Mats Hummels: A defender's textbook
Every tackle has a story to tell, they say. A peek into the career of one of the most underrated yet decorated defenders in recent times.
This article is incongruous to other articles you may find floating around in the web world, quite simply because this doesn't deal with any of the stars people may usually tend to idolize or seek to learn from in hindsight. What has been dealt with here is something much different from praising the ostentatious, flamboyant style of play one would associate with the modern day icons of the game.This write-up is in no way an encomium for Pogba's braids or Bale's thighs.
On the contrary, this piece is a tribute to steely nerves, selfless sacrifices and an iron resolve, which ironically the bards run out of tools to eulogize. Mats Hummels' career is a fitting pointer to the fact that you needn't be born with golden feet or superhuman powers to make it big in the game.
A peek into his style further stresses on his emphasis on keeping things simple and dealing pressure with a clear and open mind. The man is all about being in the right place at the right time and once that small part called attention to detail has been checked, a simple ounce of self-belief to trust your instincts would ensure that you are doing the right thing at the right time as well. With that virtue called experience adding to your repertoire, it is seldom that your instinct and common sense don't become one and the same. And that doesn't come around very often.
The German beast is one of the best ball-playing defenders on the planet, and this cements his place in a German national team that is driven by a possession-oriented system. Apart from this, there is an air of reassurance and confidence backed stability that he brings to the side. His constant demand for the ball has helped in cutting some slack off his compatriots.
It is very rare that teams nowadays look to build-up game-plays from the back, with most teams opting to ward off the threat from the pressing forwards by clearing the ball out of play. But Hummels (and naturally whichever team he is playing for) has switched several gears ahead in this regard, with his proclivity making him go for one-twos with the defence he is leading.
We see his technical prowess thrive in the most oppressing situations, with the man gracefully dribbling past the opposition forwards and passing the ball into the midfield like any world-class midfielder. For a player of his level shouldering the hopes of millions, it is much easier said than done.
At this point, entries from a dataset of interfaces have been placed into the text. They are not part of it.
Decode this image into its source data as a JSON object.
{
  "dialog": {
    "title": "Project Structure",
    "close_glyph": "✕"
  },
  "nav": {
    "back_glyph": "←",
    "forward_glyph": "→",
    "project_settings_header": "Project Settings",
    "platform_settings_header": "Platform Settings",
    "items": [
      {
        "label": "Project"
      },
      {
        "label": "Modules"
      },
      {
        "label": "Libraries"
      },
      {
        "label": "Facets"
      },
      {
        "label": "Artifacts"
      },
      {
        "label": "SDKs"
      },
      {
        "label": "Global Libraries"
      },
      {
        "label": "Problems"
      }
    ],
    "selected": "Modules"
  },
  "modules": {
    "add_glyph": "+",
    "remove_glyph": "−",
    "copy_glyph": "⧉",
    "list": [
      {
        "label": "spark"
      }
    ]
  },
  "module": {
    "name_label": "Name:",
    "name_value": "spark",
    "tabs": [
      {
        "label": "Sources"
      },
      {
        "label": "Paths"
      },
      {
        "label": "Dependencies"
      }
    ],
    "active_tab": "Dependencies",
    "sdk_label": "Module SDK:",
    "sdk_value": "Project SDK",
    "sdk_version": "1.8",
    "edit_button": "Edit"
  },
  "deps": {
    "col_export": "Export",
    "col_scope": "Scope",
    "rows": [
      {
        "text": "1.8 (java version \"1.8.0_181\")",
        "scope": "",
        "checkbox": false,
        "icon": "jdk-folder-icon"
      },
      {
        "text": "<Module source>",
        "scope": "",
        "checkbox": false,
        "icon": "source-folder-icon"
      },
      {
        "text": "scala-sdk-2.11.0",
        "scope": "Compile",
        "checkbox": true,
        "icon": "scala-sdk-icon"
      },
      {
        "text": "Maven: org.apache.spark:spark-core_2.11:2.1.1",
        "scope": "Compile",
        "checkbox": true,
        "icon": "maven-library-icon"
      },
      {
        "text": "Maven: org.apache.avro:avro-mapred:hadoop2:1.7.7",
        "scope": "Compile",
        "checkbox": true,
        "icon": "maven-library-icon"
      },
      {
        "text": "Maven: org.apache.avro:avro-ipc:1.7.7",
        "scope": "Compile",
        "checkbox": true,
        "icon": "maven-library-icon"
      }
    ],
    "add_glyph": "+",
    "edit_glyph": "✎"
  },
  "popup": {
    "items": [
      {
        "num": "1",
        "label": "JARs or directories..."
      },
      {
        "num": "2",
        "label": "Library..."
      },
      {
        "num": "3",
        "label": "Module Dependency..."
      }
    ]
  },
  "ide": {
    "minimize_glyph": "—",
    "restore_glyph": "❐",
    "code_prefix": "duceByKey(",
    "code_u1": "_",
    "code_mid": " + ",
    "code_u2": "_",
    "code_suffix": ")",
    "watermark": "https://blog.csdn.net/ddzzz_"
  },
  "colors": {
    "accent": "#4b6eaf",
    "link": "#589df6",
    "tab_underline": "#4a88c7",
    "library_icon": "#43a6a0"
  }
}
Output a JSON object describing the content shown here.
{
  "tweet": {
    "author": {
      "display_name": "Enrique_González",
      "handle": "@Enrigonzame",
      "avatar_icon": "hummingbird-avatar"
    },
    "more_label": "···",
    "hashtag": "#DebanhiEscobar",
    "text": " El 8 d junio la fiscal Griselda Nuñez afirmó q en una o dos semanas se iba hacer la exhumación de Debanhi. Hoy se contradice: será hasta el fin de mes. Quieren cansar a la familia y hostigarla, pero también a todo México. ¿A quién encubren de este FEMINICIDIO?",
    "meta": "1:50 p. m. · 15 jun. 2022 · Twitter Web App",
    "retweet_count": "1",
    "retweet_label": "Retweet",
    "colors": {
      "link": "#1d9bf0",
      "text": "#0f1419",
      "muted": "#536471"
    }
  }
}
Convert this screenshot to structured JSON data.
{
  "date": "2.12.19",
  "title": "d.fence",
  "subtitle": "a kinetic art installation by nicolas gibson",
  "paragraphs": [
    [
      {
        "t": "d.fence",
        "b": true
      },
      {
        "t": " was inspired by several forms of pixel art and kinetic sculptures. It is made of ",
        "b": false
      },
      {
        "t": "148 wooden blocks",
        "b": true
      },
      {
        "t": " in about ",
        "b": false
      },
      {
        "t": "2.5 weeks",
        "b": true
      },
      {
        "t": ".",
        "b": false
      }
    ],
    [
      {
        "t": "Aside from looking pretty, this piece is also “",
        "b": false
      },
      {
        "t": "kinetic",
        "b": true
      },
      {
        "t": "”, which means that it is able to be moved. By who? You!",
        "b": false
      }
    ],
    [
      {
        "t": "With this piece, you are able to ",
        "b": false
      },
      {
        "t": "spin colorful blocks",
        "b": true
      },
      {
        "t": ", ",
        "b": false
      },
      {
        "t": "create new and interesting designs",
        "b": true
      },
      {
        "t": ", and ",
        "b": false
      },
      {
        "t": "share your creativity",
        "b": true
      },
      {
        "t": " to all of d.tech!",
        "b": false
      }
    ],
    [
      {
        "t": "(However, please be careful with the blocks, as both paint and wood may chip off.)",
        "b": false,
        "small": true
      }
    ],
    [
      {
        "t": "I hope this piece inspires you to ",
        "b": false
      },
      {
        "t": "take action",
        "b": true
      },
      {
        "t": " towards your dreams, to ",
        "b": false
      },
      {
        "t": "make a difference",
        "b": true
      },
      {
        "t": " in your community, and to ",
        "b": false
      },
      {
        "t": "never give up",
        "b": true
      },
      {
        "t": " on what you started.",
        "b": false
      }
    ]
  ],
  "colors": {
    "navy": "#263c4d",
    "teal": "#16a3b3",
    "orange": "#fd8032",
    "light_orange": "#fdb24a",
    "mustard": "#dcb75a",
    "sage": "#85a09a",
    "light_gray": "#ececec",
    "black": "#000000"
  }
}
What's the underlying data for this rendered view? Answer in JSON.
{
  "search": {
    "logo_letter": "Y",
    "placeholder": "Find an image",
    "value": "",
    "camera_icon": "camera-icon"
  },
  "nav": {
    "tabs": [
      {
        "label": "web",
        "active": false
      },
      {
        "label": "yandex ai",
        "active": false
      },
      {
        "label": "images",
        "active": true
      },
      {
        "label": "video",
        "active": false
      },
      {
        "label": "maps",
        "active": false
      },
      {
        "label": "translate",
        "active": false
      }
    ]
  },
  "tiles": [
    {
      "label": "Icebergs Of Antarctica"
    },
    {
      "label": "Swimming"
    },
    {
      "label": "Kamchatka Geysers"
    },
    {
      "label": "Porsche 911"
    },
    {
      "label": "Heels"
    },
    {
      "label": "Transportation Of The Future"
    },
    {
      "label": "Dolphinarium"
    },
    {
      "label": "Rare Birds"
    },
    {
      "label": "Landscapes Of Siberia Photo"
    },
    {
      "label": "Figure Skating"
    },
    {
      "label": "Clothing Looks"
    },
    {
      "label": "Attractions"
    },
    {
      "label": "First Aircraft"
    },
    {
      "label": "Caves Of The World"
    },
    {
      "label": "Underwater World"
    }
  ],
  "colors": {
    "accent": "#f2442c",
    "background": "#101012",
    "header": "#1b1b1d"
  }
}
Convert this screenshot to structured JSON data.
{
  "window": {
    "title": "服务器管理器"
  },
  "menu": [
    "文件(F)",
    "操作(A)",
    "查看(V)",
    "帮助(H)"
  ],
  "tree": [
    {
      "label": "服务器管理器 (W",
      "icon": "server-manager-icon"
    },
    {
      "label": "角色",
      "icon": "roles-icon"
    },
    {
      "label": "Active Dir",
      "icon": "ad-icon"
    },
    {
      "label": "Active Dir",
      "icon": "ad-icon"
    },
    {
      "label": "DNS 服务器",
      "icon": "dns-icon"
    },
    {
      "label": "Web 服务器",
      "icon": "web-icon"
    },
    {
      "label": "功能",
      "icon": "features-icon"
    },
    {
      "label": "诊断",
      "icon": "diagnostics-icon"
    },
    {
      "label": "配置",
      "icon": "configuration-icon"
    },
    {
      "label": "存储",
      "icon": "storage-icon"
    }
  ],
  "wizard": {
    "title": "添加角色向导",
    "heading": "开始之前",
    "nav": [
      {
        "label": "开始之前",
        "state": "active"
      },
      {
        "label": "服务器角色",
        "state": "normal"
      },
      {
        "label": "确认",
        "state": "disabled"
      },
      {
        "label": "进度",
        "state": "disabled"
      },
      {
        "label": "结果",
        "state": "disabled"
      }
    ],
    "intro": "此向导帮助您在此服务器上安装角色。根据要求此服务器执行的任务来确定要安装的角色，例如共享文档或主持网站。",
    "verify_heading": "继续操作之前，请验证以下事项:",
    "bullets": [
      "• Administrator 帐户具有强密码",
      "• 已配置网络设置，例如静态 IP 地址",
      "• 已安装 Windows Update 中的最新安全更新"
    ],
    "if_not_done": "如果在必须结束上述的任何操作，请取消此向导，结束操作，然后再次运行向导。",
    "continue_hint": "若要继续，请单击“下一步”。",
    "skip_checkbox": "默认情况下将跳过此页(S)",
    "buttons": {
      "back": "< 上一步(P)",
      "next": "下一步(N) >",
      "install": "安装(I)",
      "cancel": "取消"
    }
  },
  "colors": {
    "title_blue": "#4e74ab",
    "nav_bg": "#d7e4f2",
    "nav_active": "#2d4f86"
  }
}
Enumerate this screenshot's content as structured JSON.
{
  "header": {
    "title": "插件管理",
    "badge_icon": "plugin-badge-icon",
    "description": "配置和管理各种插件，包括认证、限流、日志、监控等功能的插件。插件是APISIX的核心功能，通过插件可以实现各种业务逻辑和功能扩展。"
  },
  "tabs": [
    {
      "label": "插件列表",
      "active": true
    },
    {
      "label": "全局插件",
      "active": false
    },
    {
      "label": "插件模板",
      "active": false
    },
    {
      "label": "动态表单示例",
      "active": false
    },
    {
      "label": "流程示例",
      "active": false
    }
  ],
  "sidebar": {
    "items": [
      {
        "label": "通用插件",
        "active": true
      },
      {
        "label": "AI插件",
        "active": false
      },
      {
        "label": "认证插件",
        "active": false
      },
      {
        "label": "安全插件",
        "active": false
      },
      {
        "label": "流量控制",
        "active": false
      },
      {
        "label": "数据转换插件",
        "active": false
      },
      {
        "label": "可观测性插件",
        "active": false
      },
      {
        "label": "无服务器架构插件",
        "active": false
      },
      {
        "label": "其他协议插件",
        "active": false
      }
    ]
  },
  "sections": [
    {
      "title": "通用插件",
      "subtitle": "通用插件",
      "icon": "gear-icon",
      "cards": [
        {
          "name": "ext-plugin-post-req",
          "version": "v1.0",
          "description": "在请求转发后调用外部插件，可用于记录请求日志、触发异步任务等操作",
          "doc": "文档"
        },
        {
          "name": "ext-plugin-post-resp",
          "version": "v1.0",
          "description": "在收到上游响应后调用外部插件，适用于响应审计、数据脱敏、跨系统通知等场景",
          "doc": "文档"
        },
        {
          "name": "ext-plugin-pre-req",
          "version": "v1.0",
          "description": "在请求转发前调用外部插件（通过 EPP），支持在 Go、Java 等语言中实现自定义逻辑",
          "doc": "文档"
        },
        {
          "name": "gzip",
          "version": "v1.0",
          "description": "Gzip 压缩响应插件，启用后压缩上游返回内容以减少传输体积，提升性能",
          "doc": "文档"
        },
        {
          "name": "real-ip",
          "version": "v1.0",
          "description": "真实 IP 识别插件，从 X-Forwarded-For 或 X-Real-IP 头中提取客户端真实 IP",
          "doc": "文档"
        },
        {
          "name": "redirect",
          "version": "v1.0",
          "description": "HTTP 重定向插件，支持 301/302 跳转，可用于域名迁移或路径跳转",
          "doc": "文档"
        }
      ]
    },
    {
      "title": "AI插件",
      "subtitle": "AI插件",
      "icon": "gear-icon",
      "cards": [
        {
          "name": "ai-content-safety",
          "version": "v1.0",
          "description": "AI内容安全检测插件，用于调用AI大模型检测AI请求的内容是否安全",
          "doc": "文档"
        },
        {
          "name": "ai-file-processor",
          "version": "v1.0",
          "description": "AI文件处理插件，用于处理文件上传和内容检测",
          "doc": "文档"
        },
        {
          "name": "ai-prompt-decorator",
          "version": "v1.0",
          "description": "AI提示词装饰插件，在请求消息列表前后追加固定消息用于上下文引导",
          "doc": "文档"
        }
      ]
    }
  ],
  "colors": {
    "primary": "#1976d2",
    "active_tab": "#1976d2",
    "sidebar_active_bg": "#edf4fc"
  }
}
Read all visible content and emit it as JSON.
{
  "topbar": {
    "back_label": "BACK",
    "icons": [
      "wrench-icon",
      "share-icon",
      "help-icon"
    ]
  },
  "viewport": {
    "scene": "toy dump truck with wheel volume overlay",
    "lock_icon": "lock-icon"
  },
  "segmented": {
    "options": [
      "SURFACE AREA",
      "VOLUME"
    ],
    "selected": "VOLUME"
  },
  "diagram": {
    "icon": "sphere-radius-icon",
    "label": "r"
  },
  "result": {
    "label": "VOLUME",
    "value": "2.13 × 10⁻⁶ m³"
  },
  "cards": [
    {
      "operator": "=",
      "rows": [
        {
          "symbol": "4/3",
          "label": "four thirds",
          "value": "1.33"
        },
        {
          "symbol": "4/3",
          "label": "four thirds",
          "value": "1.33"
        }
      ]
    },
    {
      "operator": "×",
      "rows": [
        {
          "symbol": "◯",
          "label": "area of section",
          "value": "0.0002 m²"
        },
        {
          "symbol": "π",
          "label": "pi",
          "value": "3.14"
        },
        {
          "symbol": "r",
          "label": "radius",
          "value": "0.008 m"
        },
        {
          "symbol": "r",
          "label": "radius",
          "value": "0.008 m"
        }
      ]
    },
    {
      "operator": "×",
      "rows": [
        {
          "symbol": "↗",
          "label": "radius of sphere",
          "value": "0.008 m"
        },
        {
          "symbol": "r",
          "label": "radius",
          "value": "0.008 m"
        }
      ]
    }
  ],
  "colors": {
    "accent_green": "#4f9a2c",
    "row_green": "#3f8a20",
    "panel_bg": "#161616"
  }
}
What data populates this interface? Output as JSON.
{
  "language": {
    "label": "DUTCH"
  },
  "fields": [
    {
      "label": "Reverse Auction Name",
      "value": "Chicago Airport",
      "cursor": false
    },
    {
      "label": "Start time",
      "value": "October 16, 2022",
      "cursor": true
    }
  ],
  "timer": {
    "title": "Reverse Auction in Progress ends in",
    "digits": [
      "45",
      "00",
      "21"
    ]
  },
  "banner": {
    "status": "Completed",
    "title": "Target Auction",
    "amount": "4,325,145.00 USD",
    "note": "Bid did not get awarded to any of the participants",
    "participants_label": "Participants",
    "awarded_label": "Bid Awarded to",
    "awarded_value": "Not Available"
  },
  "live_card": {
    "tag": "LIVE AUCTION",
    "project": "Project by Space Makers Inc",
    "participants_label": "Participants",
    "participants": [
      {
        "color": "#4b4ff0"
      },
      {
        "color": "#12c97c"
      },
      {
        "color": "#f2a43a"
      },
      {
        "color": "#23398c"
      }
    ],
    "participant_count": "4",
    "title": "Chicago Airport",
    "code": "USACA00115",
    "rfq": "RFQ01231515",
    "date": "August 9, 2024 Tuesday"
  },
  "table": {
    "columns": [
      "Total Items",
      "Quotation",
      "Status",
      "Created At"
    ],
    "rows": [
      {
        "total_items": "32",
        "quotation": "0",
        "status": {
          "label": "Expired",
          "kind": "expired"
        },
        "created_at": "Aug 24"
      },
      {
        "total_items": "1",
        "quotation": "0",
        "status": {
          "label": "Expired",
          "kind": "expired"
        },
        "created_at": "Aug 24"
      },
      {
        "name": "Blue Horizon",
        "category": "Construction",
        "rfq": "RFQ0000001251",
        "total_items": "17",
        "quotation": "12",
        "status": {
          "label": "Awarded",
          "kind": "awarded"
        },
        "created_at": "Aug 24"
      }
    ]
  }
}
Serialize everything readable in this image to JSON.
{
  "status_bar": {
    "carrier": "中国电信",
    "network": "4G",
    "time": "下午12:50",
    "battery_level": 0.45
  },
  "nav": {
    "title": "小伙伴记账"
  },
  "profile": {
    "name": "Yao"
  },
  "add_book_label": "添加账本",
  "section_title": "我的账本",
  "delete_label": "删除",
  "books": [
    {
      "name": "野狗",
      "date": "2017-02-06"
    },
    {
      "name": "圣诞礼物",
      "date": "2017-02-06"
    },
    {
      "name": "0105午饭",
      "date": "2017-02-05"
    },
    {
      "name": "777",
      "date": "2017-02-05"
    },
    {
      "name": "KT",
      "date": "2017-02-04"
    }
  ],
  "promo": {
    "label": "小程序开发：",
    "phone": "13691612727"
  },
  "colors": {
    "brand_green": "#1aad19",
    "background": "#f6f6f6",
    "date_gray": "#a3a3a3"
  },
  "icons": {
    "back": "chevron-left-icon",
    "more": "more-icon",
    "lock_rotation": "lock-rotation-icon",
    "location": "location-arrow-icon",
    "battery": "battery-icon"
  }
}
Like all modern defenders, Hummels can physically ruffle the strongest of forwards in the air but it is his ability to moonlight into roles that one may least anticipate him in that has come good more than once for his nation. His header from inside the opposition box was the difference between the sides when Germany narrowly got past France in the quarters of the 2014 World Cup. Hummels has forever shown the urge to take part in link-up plays and has always been in the thick of things for set pieces, be it from his half or the other side of it.
One mustn't forget that all these accolades have also come along with a fair share of criticism. He was labelled as an upstart and was widely criticised for his adventurous ventures into the midfield during counterattacks, leaving his post unattended thereby compromising with the team's defensive solidity and organization.
His heroic performance at Euro 2012 was rather cruelly forgotten owing to a defensive lapse that resulted in an Italian goal and the Germans losing in the semis, casting a dark shadow on his emerging career. But the fact that the man has used these as leaping pads to become the dominant voice that he is now, both for club and country speaks volumes about his nerve and character.
He was conveniently blamed for being slow on reacting to counters but has convincingly retorted to these slurs with stellar performances against Aubameyang, Ronaldo and Werner, among the fastest in the world. When compared with the best his numbers continue to shine. With a single red card over his entire Bundesliga career and none for his country, he puts the records of compatriots like Pique and Ramos to shame.
He has been a leader throughout his career, his exploits at Dortmund well worthy of mention. With comparisons actively being drawn between him and Beckenbauer, the time is not far before we see him leading Die Mannschaft. The juggernaut continues to roll on and the book continues to add more chapters to its pages!